▸ Exercise prompt
Please copy the records exactly as they appear, with all pictures left out.

▸ Material supplied
+ + + + + + +
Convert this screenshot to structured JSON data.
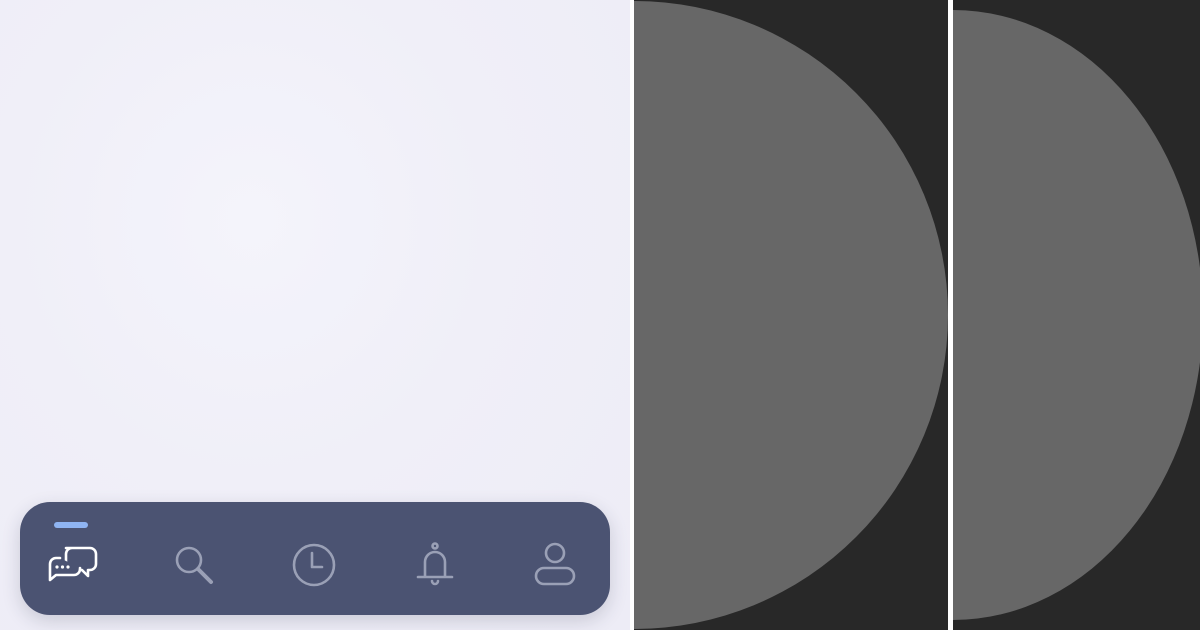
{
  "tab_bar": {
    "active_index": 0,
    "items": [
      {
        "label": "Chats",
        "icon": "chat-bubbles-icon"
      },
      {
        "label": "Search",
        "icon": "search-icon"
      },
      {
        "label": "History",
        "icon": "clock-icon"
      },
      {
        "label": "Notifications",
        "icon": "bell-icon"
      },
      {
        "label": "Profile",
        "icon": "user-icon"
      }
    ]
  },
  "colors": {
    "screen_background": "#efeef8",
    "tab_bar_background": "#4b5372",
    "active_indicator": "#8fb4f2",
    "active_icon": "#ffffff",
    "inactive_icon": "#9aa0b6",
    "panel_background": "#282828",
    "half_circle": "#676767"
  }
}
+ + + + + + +
▸ Task output
Convert this screenshot to structured JSON data.
{
  "tab_bar": {
    "active_index": 0,
    "items": [
      {
        "label": "Chats",
        "icon": "chat-bubbles-icon"
      },
      {
        "label": "Search",
        "icon": "search-icon"
      },
      {
        "label": "History",
        "icon": "clock-icon"
      },
      {
        "label": "Notifications",
        "icon": "bell-icon"
      },
      {
        "label": "Profile",
        "icon": "user-icon"
      }
    ]
  },
  "colors": {
    "screen_background": "#efeef8",
    "tab_bar_background": "#4b5372",
    "active_indicator": "#8fb4f2",
    "active_icon": "#ffffff",
    "inactive_icon": "#9aa0b6",
    "panel_background": "#282828",
    "half_circle": "#676767"
  }
}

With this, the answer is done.